TASK REQUIREMENTS:
Each line that has the string "value" must be copied from the records below.

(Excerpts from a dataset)

- - - - - - -

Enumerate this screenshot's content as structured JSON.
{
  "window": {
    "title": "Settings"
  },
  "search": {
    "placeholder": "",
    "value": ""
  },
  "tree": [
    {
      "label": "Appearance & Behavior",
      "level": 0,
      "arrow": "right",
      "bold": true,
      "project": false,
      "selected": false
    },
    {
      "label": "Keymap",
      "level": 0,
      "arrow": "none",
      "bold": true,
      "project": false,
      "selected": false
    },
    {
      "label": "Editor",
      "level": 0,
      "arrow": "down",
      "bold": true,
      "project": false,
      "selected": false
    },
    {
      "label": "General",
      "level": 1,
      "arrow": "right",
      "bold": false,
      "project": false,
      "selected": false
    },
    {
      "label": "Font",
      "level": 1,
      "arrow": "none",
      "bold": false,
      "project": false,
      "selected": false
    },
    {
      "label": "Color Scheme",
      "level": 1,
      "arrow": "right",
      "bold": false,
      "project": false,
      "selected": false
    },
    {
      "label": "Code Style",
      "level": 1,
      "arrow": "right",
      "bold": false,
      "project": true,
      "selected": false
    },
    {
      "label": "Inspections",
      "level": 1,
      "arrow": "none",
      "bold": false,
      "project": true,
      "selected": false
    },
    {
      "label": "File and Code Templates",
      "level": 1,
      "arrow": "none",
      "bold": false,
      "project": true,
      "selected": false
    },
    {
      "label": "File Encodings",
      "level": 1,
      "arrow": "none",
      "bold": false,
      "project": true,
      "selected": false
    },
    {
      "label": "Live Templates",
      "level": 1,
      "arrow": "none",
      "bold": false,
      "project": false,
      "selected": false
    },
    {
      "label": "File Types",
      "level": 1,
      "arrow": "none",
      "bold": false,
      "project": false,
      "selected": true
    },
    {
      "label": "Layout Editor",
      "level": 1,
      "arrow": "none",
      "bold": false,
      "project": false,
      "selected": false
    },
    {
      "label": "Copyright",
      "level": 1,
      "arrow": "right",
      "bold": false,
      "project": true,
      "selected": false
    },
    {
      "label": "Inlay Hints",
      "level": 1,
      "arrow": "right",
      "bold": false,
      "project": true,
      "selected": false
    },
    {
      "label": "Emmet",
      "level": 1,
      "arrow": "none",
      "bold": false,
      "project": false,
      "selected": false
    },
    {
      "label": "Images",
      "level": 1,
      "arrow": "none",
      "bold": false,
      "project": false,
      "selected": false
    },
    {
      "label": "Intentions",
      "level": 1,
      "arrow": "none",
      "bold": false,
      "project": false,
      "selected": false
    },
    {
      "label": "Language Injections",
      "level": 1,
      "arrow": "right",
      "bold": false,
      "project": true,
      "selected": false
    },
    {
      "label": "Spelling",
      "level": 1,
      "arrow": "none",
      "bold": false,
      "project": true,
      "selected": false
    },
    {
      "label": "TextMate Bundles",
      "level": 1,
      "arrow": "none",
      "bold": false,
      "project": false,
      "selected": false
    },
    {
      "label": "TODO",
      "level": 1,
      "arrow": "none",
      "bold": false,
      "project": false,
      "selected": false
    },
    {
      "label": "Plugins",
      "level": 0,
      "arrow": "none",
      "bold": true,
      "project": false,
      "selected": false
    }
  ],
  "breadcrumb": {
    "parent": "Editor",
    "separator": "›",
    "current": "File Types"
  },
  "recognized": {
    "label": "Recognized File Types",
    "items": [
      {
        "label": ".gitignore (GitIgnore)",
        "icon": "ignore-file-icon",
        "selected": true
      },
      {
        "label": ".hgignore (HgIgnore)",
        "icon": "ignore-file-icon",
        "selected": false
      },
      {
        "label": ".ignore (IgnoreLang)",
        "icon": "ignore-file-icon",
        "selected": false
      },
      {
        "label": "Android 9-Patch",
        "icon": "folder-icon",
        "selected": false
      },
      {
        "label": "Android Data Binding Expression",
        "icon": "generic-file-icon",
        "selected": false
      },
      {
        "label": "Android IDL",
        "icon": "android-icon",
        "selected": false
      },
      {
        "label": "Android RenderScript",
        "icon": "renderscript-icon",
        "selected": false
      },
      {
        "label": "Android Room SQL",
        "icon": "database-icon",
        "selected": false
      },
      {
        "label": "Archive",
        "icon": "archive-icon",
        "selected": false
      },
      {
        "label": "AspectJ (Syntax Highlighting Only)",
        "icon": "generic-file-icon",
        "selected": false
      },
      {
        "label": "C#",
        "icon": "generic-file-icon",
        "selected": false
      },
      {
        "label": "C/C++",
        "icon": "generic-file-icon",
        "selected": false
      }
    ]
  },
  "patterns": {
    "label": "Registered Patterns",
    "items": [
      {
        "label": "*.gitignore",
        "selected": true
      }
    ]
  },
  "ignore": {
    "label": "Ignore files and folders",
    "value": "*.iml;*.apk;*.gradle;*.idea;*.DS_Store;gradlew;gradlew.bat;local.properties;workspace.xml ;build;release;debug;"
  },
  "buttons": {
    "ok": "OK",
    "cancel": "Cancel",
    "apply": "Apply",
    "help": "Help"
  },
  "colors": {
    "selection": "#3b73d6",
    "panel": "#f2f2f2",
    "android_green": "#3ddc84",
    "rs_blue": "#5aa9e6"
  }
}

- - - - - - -

EXERCISE SOLUTION:
    "value": ""
    "value": "*.iml;*.apk;*.gradle;*.idea;*.DS_Store;gradlew;gradlew.bat;local.properties;workspace.xml ;build;release;debug;"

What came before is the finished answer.